A randomized clinical trial
Article first published online: 2 DEC 2005
Copyright © 2005 American Cancer Society
Volume 106, Issue 1, pages 214–222, 1 January 2006
How to Cite
McMillan, S. C., Small, B. J., Weitzner, M., Schonwetter, R., Tittle, M., Moody, L. and Haley, W. E. (2006), Impact of coping skills intervention with family caregivers of hospice patients with cancer. Cancer, 106: 214–222. doi: 10.1002/cncr.21567
- Issue published online: 23 DEC 2005
- Article first published online: 2 DEC 2005
- Manuscript Accepted: 27 JUL 2005
- Manuscript Revised: 21 JUL 2005
- Manuscript Received: 17 MAY 2005
- National Cancer Institute
- National Institute for Nursing Research.
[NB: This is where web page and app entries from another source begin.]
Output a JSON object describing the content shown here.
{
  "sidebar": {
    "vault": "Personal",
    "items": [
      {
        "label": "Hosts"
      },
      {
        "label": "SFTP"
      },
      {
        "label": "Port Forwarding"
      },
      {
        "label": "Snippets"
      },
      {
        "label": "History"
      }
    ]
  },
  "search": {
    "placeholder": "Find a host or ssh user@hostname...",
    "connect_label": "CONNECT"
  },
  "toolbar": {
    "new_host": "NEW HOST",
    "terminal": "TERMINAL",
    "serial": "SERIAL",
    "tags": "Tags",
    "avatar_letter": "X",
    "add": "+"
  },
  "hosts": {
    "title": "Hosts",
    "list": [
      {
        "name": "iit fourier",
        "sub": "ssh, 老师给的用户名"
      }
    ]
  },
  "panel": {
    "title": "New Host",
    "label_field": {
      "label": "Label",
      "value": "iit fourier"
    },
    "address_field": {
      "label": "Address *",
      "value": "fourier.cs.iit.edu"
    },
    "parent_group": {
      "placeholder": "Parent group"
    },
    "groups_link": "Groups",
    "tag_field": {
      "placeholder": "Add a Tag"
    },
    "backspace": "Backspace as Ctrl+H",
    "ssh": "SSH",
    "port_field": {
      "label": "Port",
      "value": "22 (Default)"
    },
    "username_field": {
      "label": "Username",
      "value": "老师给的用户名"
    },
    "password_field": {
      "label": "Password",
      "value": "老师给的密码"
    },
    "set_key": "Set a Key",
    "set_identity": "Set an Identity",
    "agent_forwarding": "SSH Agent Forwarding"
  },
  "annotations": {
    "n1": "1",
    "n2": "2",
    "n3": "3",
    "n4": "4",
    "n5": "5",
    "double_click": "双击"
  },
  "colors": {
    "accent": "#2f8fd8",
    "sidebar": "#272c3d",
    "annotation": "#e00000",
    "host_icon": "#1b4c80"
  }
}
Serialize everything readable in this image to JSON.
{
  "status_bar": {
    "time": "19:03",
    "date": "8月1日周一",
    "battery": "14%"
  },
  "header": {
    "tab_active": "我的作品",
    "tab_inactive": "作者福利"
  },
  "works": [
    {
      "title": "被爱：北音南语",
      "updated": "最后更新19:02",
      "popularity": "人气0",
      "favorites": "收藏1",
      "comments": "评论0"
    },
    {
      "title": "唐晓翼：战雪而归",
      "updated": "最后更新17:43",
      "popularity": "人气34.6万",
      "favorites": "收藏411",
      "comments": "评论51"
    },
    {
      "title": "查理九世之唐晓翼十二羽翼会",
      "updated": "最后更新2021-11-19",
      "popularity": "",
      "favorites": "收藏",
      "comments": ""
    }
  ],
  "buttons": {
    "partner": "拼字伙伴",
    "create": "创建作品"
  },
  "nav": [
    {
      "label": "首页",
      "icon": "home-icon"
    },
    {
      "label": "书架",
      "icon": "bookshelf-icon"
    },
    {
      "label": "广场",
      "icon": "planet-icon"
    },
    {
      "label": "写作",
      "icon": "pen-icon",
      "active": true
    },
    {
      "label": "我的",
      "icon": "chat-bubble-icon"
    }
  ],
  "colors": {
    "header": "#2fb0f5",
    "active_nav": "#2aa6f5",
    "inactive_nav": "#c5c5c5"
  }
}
Grant Number: 1 RO1 CA77307
Family caregivers for cancer patients experience high levels of stress and burden and diminished quality of life (QOL). Interventions to improve coping skills of caregivers have been shown to be effective with other populations, but their impact has not been assessed in the difficult context of hospice care. The purpose of this study was to determine whether hospice plus a coping skill training intervention improved family caregivers' QOL, burden, coping, and mastery, compared with hospice plus emotional support, and usual hospice care.
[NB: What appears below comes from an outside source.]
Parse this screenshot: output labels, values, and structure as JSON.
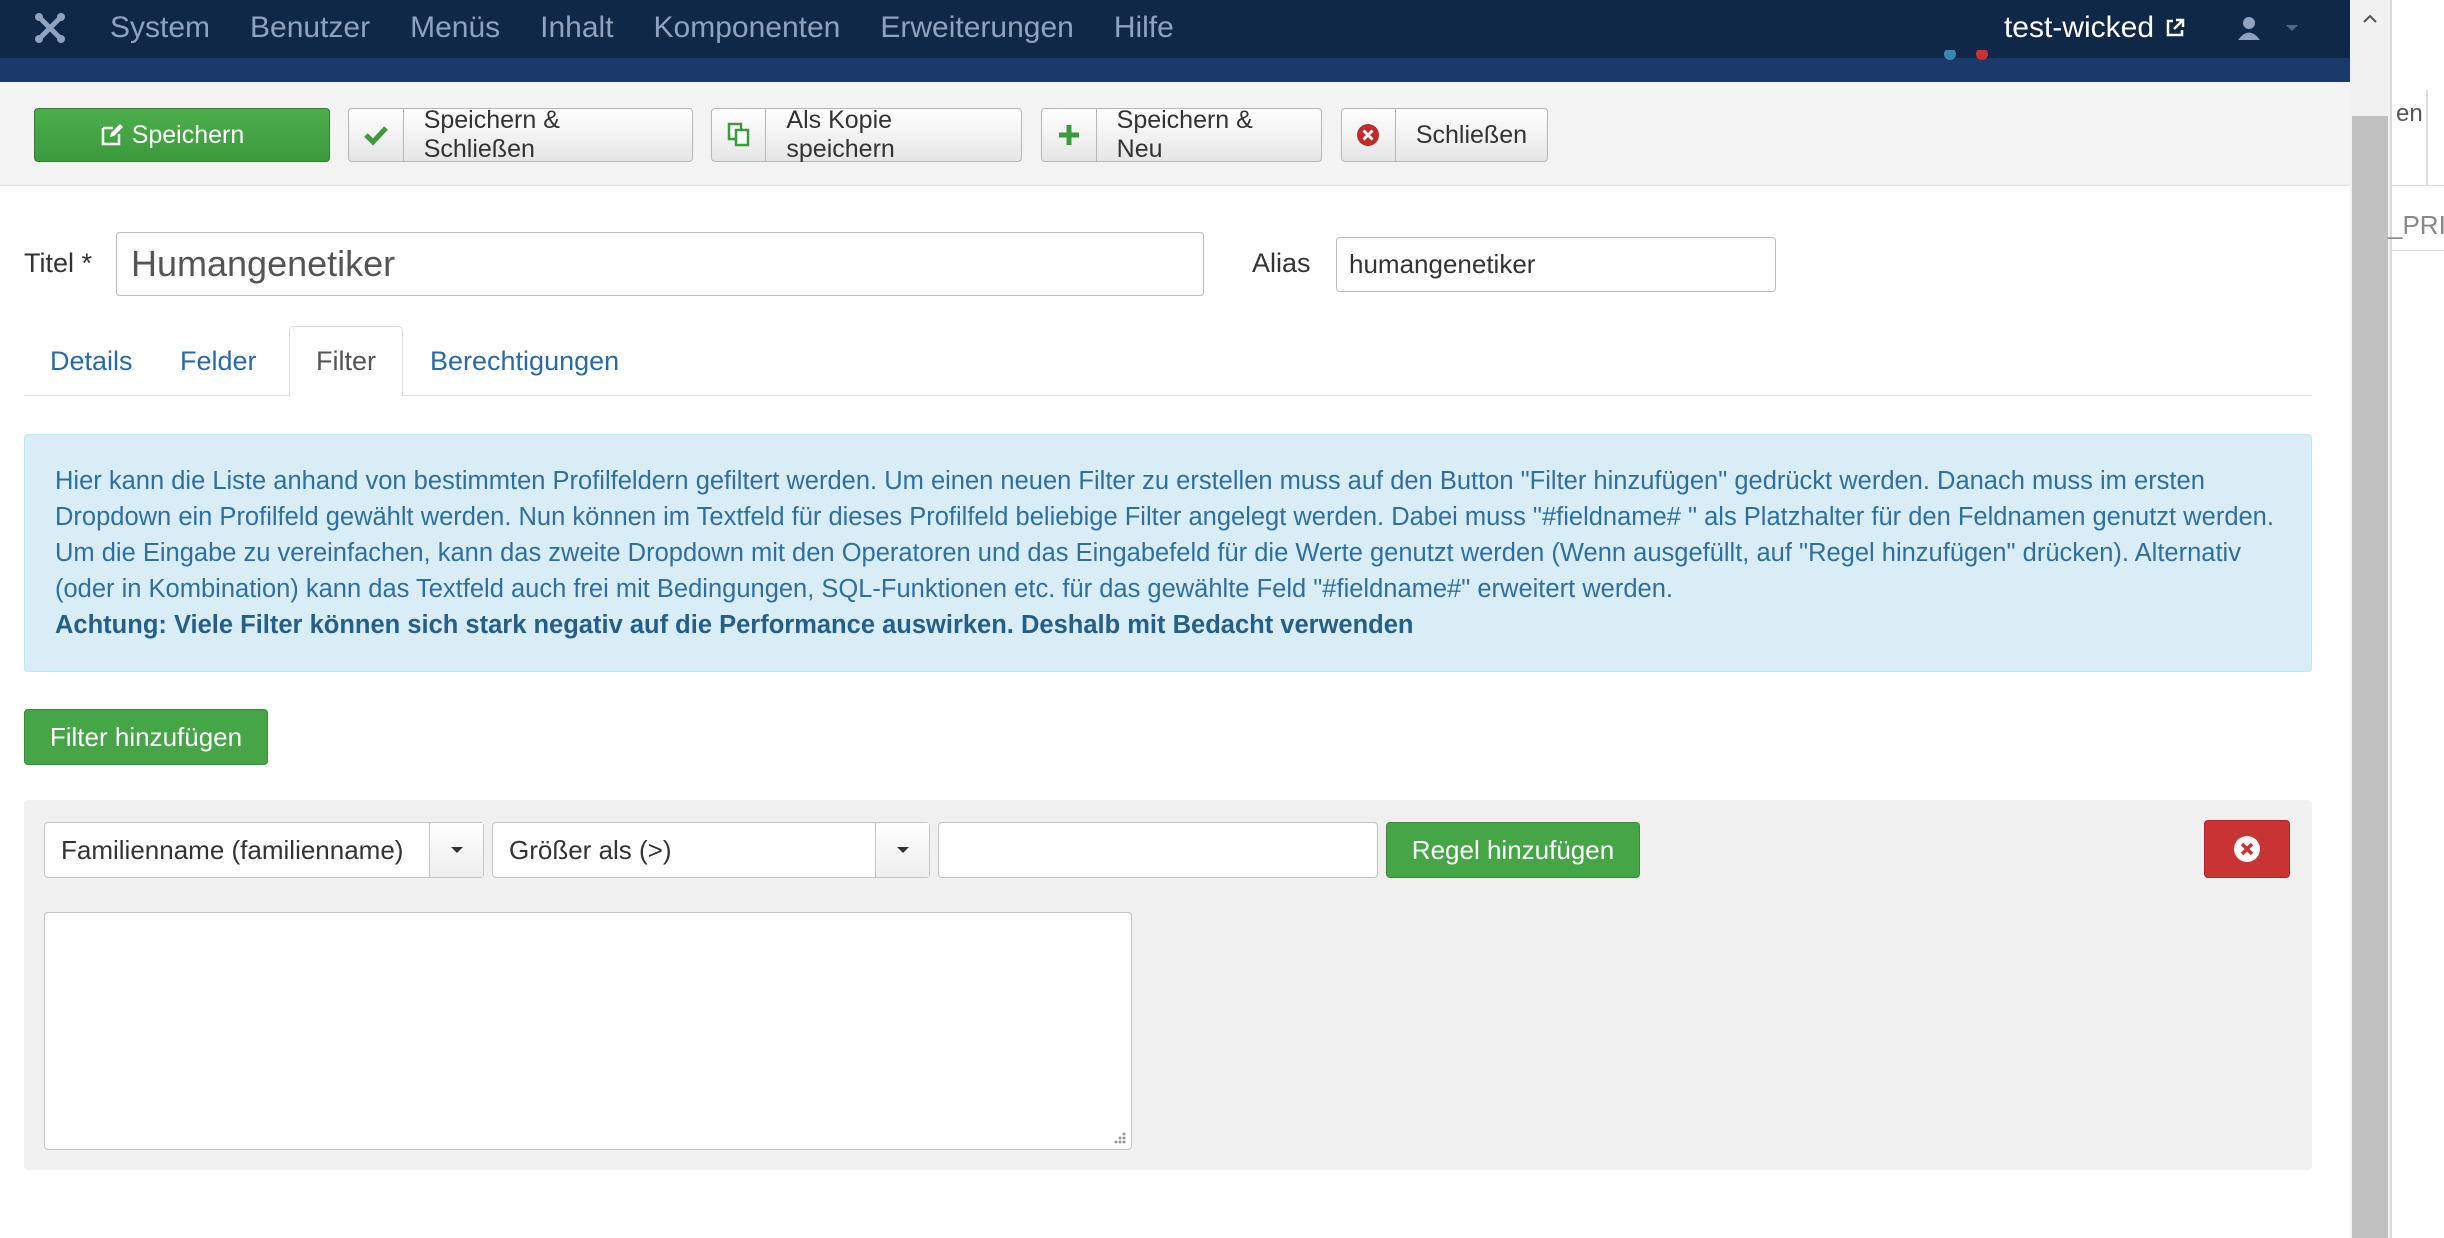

A three group randomized controlled trial was conducted including baseline, 16 day, and 30 day assessments conducted from March 1999 to May 2003. The sample consisted of 354 family caregivers of community dwelling hospice patients with advanced cancer. Patient/caregiver dyads were randomly divided into three groups, including a control group (n = 109) who received standard hospice care, a group (n = 109) who received standard hospice care plus three supportive visits, and a group (n = 111) who received standard care plus three visits to teach a coping skills intervention. Primary outcomes included caregiver QOL, caregiver burden due to patient symptoms, caregiver burden due to tasks, and caregiver mastery.
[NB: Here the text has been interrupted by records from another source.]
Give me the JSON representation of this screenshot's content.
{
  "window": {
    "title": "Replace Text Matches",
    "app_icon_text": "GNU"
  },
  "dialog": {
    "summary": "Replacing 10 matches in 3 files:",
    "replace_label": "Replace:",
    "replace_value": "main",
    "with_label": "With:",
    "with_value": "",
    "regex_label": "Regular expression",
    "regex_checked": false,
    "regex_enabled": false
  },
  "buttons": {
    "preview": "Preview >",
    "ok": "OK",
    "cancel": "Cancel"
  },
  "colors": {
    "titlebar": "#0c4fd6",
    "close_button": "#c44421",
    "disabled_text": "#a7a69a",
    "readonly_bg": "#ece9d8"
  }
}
At the 30-day follow-up, the coping skills intervention led to significantly greater improvement in caregiver QOL (estimate = −0.16, standard error [SE] = 0.07, P = 0.03), burden of patient symptoms (estimate = 0.28, SE = 0.07, P < 0.001), and caregiving task burden (estimate = −0.01, SE = 0.01, P = 0.038) than did the other two conditions. None of the groups showed significant change in overall caregiving mastery, caregiver mastery specific to caregiving tasks, problem-focused or emotion-focused coping.
The coping skills intervention was effective in improving caregiver QOL, reducing burden related to patients' symptoms, and caregiving tasks compared with hospice care alone or hospice plus emotional support. Structured caregiver skill-training interventions for caregivers are promising even in the difficult environment of end-of-life care and for families already receiving benefits of hospice care. Cancer 2006. © 2005 American Cancer Society.